Is the House of Representatives the least representative body in the advanced world? Is the constitutional principle of “one person, one vote” truly applicable to our current system? Is excessive immigration diluting our democracy? These are some of the core questions emerging after the Supreme Court agreed to hear Evenwel v. Abbott, a case that could fundamentally alter the congressional redistricting process with the effect that the distribution of electoral power between red and blue states coming out more fair.
Under our current system, congressional districts are drawn around a roughly identical number of residents, not actual eligible voters. As a consequence, in districts with a large amount of legal and illegal aliens, a smaller amount of eligible voters will be needed to direct district policy. As the Supreme Court has characterized it, if voters in one district can “vote for one representative and the voters in another district half the size also elect one representative,” citizens in the former become “shortchanged.” The two plaintiffs in Evenwel, both from districts in rural Texas, apparently feel the same way. Although the case involves state senate districts, according to the Brennan Center, a win for the plaintiffs “would change the way that redistricting is done virtually everywhere in the country.”
After the Supreme Court agreed to take up Evenwel, legal pundits rightly noted that the courts have barely addressed what the constitutional principle of “one person, one vote” actually means. The last major case was 1964’s Reynolds v. Sims, which gave us our current system of maintaining a roughly identical number of “people” among districts. The reason for the courts’ evasion likely is because it simply wasn’t an issue then. Back then, the foreign-born population of the country was around 5 percent. It’s now 13 percent at 42 million, the highest in history — of this figure, the Census Bureau estimates around 40 percent will become citizens — In other words, now more than ever, legal and illegal aliens are diluting the influence of citizens.
Following the 1920 census, when our population was 106 million, Congress capped the number of House seats at the current figure of 435. Our population’s increased almost three-fold since and mostly due to immigration. Today, average representation in the House is around 1 representative per 700,000. By contrast, Canada and Britain’s lower chambers, both called the House of Commons, have around 1 representative per 96,000 and 89,000, respectively. This ratio is similar to that found in the German Bundestag or the French Assembly.
Japan’s representative-to-person ratio, like America’s, is relatively large at 245,000. A key difference with Japan, however, is that its population is 98 percent Japanese citizens. The country has made a conscious choice to keep immigration low and not yield to “civil rights” fetishists or corporate lobbyists hoping to import as many people as possible. As a result, the eligible voter-portion of Japan’s population is far higher than America’s and the difference between “person” and “eligible voter” is pretty much only a question of age.

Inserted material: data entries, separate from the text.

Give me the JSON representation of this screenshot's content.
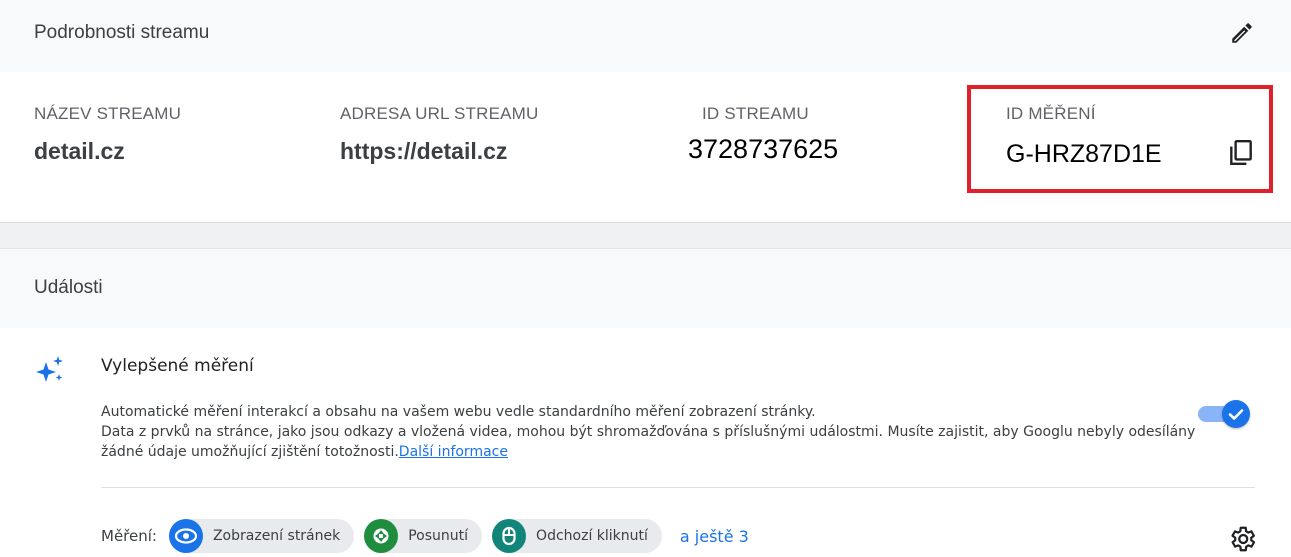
{
  "stream_details": {
    "title": "Podrobnosti streamu",
    "fields": {
      "name_label": "NÁZEV STREAMU",
      "name_value": "detail.cz",
      "url_label": "ADRESA URL STREAMU",
      "url_value": "https://detail.cz",
      "id_label": "ID STREAMU",
      "id_value": "3728737625",
      "measurement_label": "ID MĚŘENÍ",
      "measurement_value": "G-HRZ87D1E"
    },
    "highlight_color": "#e0212b"
  },
  "events": {
    "title": "Události",
    "enhanced": {
      "title": "Vylepšené měření",
      "desc_line1": "Automatické měření interakcí a obsahu na vašem webu vedle standardního měření zobrazení stránky.",
      "desc_line2": "Data z prvků na stránce, jako jsou odkazy a vložená videa, mohou být shromažďována s příslušnými událostmi. Musíte zajistit, aby Googlu nebyly odesílány žádné údaje umožňující zjištění totožnosti.",
      "learn_more": "Další informace",
      "toggle_on": true
    },
    "measurement": {
      "label": "Měření:",
      "chips": [
        {
          "label": "Zobrazení stránek",
          "icon": "eye-icon",
          "color": "#1a73e8"
        },
        {
          "label": "Posunutí",
          "icon": "scroll-arrows-icon",
          "color": "#1e8e3e"
        },
        {
          "label": "Odchozí kliknutí",
          "icon": "mouse-icon",
          "color": "#12857a"
        }
      ],
      "more": "a ještě 3"
    }
  },
  "accent_color": "#1a73e8"
}
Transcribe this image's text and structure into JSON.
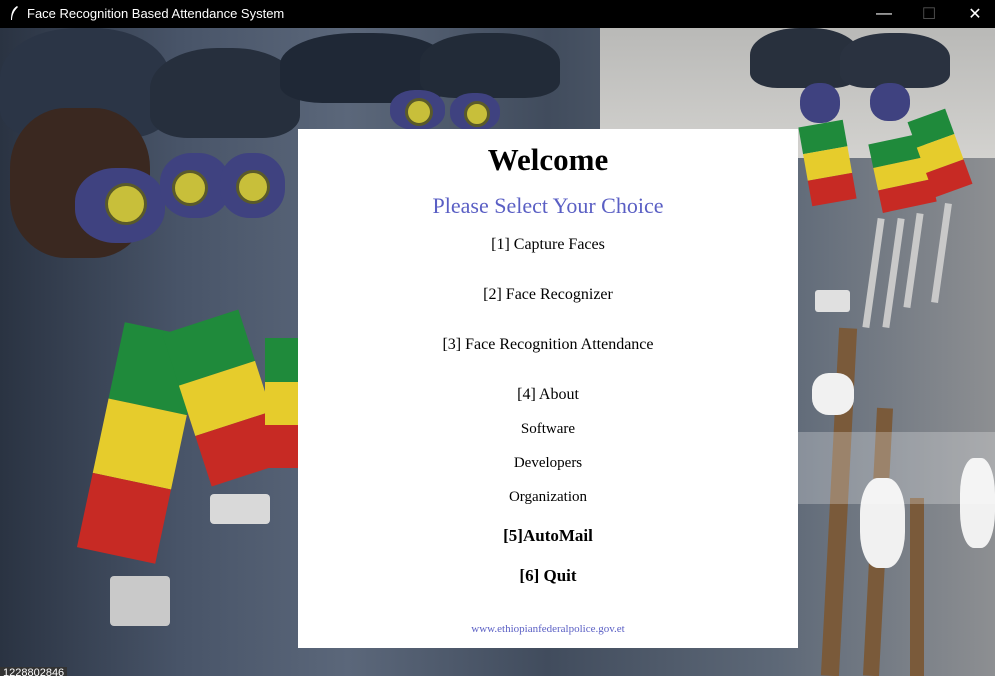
{
  "window": {
    "title": "Face Recognition Based Attendance System",
    "minimize_symbol": "—",
    "maximize_symbol": "☐",
    "close_symbol": "✕"
  },
  "panel": {
    "welcome": "Welcome",
    "subtitle": "Please Select Your Choice",
    "options": {
      "capture": "[1] Capture Faces",
      "recognizer": "[2] Face Recognizer",
      "attendance": "[3] Face Recognition Attendance",
      "about": "[4] About",
      "software": "Software",
      "developers": "Developers",
      "organization": "Organization",
      "automail": "[5]AutoMail",
      "quit": "[6] Quit"
    },
    "website": "www.ethiopianfederalpolice.gov.et"
  },
  "footer": {
    "counter": "1228802846"
  },
  "colors": {
    "accent": "#5a5fc4",
    "titlebar": "#000000",
    "panel": "#ffffff"
  }
}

A win for the plaintiffs in Evenwel will also have consequences for the power of states in the Electoral College. These effects, however, like the effects on congressional districts, would likely be concentrated. As former Cornell economics professor Vernon Briggs has pointed out, of the 100,000 legal and illegal immigrants entering the country every month, one half settle in just five cities: Los Angeles, New York, Miami, Chicago and San Francisco-Oakland. This intake has apparently had a major effect. On illegal immigration, CBS has reported that it indeed plays “a significant role in the redistribution of seats.” After the 1990 census, they note, 12 seats were redistributed and in 2000, 16 seats were redistributed with 9 going to California alone.
The current system of counting bodies over eligible voters, therefore, seems to support Democrats in blue states, making those states both bluer and more influential on national policy. This is likely a major explanation for their across-the-board support for open-borders.
A victory for the Evenwel plaintiffs then may cause Democrats’ immigration enthusiasm to wane as importing bodies could no longer fatten their districts and Electoral College positions. It’ll actually shrink. Take California which has the highest number of non-citizens in the country. Estimates from the American Community Survey show California’s eligible voter population standing at 23 million. Adjusting district distribution around this figure, instead of its general population of 33 million, would mean the state would stand to lose around 16 of its 53 congressional seats.
Stripping the electoral power factor from the immigration calculus would seem to do much to curb the push for an expansive immigration policy among Democrats in California and everywhere else. Godspeed to the plaintiffs in Evenwel v. Abbott.